Your workload will thank you for it.
Studies have shown that people who work remotely are generally more productive. It’s thought that although they take longer breaks, remote employees work on average 1.4 more days per month than their office-based counterparts. So the fact that many of the world’s population have been forced to work from home for the foreseeable future, could actually be beneficial when it comes to productivity. And this is great news – especially as it is uncertain when we will be allowed to return to an office-based environment.
The sound of silence
Although many of us (with the exception of those with children) have a quiet space to work from – whether that be a designated office, a desk in the spare room or a set-up on the kitchen table, a lot of people find working in silence unbearable. This is where the luxury of having the TV on in the background or the ability to turn your music up as loud as you want can become dangerous. For example, how many of you reading this can honestly say you’re sitting in silence? Probably nobody. This is because our homes are never silent. The whir of the kettle, the sound of the neighbour’s dog barking or children screaming as they play in the garden; we can always hear something. This is in addition to the constant buzz of the fridge or the extractor fan in the bathroom. What we’re trying to say is – a combination of these sounds mean that our ears aren’t getting as much of a rest while working from home as we might think. So when you add loud music or the background noise of the TV to the mix – we lose that all important peace and quiet.
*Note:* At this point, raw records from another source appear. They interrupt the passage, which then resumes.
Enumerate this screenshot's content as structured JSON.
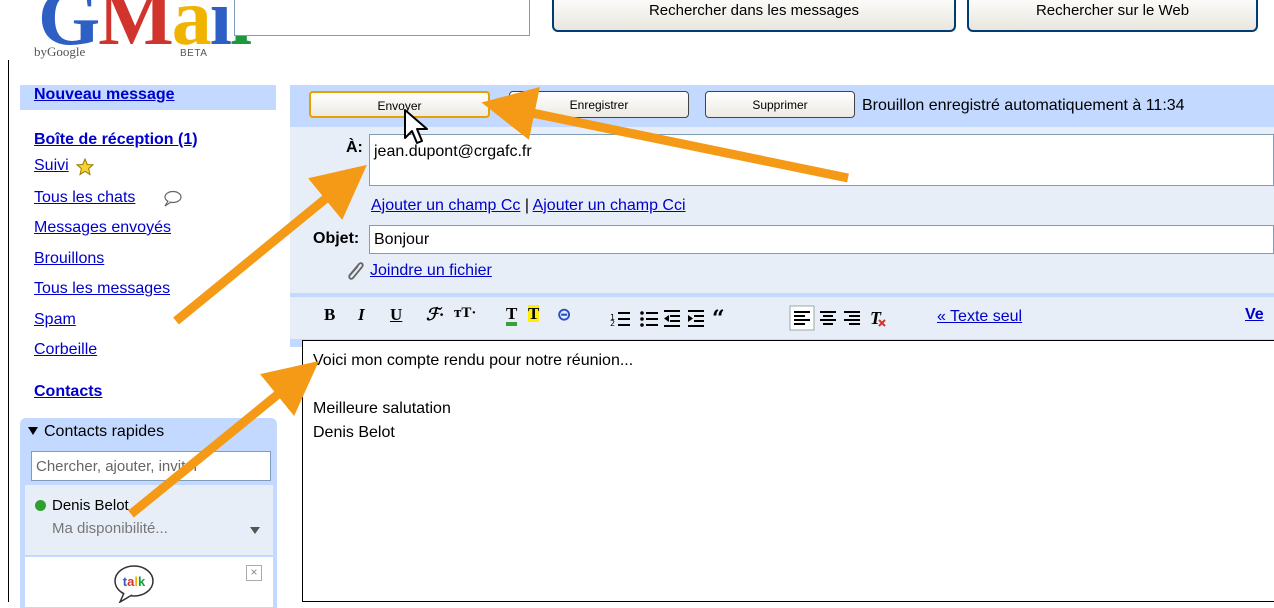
{
  "header": {
    "logo_letters": [
      "G",
      "M",
      "a",
      "i",
      "l"
    ],
    "by_google": "byGoogle",
    "beta": "BETA",
    "search_mail_button": "Rechercher dans les messages",
    "search_web_button": "Rechercher sur le Web"
  },
  "sidebar": {
    "compose": "Nouveau message",
    "inbox": "Boîte de réception (1)",
    "starred": "Suivi",
    "chats": "Tous les chats",
    "sent": "Messages envoyés",
    "drafts": "Brouillons",
    "all_mail": "Tous les messages",
    "spam": "Spam",
    "trash": "Corbeille",
    "contacts": "Contacts"
  },
  "quick_contacts": {
    "title": "Contacts rapides",
    "search_placeholder": "Chercher, ajouter, inviter",
    "contact_name": "Denis Belot",
    "status": "Ma disponibilité...",
    "talk_logo": "talk"
  },
  "compose": {
    "send": "Envoyer",
    "save": "Enregistrer",
    "delete": "Supprimer",
    "autosave": "Brouillon enregistré automatiquement à 11:34",
    "to_label": "À:",
    "to_value": "jean.dupont@crgafc.fr",
    "add_cc": "Ajouter un champ Cc",
    "separator": "|",
    "add_bcc": "Ajouter un champ Cci",
    "subject_label": "Objet:",
    "subject_value": "Bonjour",
    "attach": "Joindre un fichier",
    "plain_text": "« Texte seul",
    "spell_partial": "Ve",
    "body_lines": [
      "Voici mon compte rendu pour notre réunion...",
      "",
      "Meilleure salutation",
      "Denis Belot"
    ]
  },
  "toolbar": {
    "bold": "B",
    "italic": "I",
    "underline": "U",
    "font": "ℱ·",
    "size": "тT·",
    "text_color": "T",
    "highlight": "T",
    "link": "⊝"
  },
  "colors": {
    "accent_blue": "#c3d9ff",
    "pale_blue": "#e8eef7",
    "arrow_orange": "#f59a16",
    "link_blue": "#0000cc"
  }
}
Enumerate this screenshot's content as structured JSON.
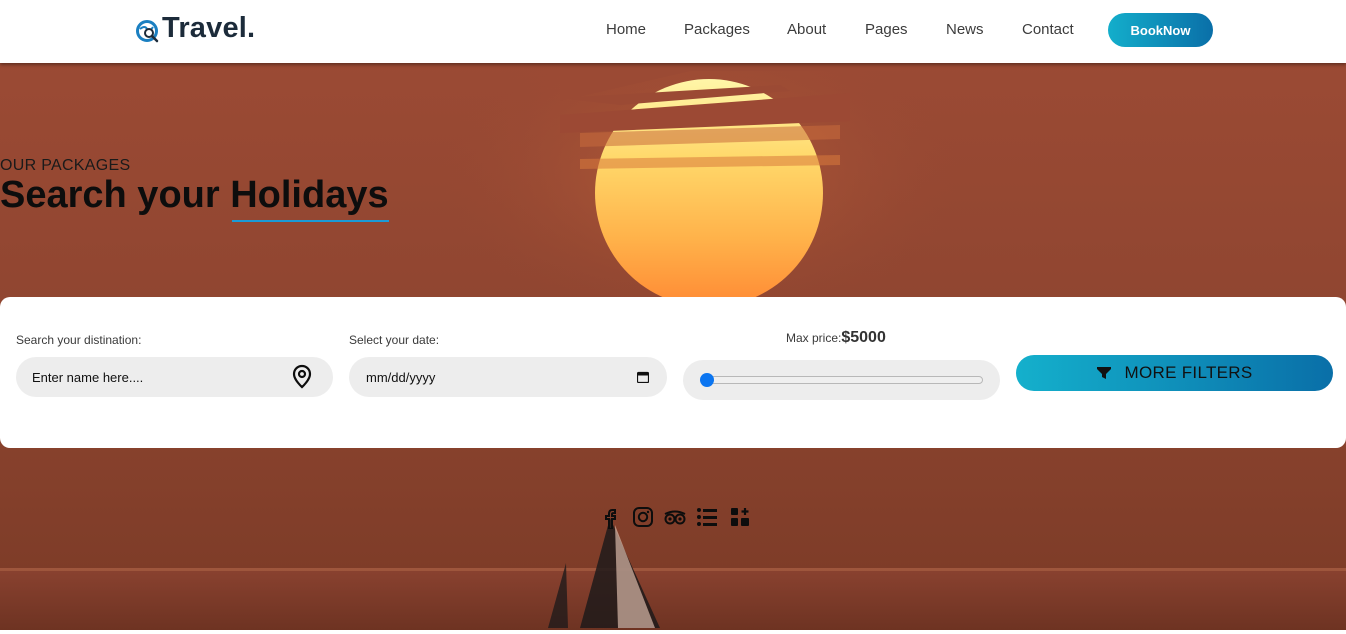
{
  "header": {
    "logo_text": "Travel.",
    "nav": [
      "Home",
      "Packages",
      "About",
      "Pages",
      "News",
      "Contact"
    ],
    "book_label": "BookNow"
  },
  "hero": {
    "subtitle": "OUR PACKAGES",
    "title_part1": "Search your ",
    "title_highlight": "Holidays"
  },
  "search": {
    "destination_label": "Search your distination:",
    "destination_placeholder": "Enter name here....",
    "date_label": "Select your date:",
    "date_placeholder": "mm/dd/yyyy",
    "price_label": "Max price:",
    "price_value": "$5000",
    "slider_fraction": 0.0,
    "filters_label": "MORE FILTERS"
  },
  "social_icons": [
    "facebook-icon",
    "instagram-icon",
    "tripadvisor-icon",
    "list-icon",
    "apps-icon"
  ],
  "colors": {
    "accent_start": "#13aecb",
    "accent_end": "#0a6fa8",
    "hero_bg": "#93462f",
    "slider_thumb": "#0b75f0"
  }
}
Concentration and productivity
Offices – particularly large, open-plan ones – can be loud environments. So not having the constant sound of people on the phone, coworkers having meetings across the desk and the kettle boiling every 10 minutes can take a bit of getting used to. But it could be great for productivity. A design agency in America put the theory that you are more productive in a quiet environment to the test by introducing ‘quiet time’ before lunch and encouraging employees to work from home regularly. The result? After doing it for four years, the team is now 23% more productive. Not only this, they are also less stressed and many now only work 4 and a half days a week because all their work is completed within a shorter timeframe. This is just one example. Many studies have proven that working in a quiet environment can help your concentration and allow you to get more done in a day.
Make the most of it
As many people are currently working from home due to the recent coronavirus outbreak, it’s the perfect time to trial this idea and see if you can tick more off your to-do-list by turning the music down. Even if you have children in the house and struggle to find a quiet place to work, introducing ‘quiet time’ each day can help you to get more tasks done and feel better about your workload.
And if the construction workers are still making noise outside your house or someone has decided to start a demolition product down the road, tell them about our acoustic barriers. They are quick and easy to set up and they can reduce noise pollution by up to 99% - meaning that you and your neighbours can get on with your work in peace.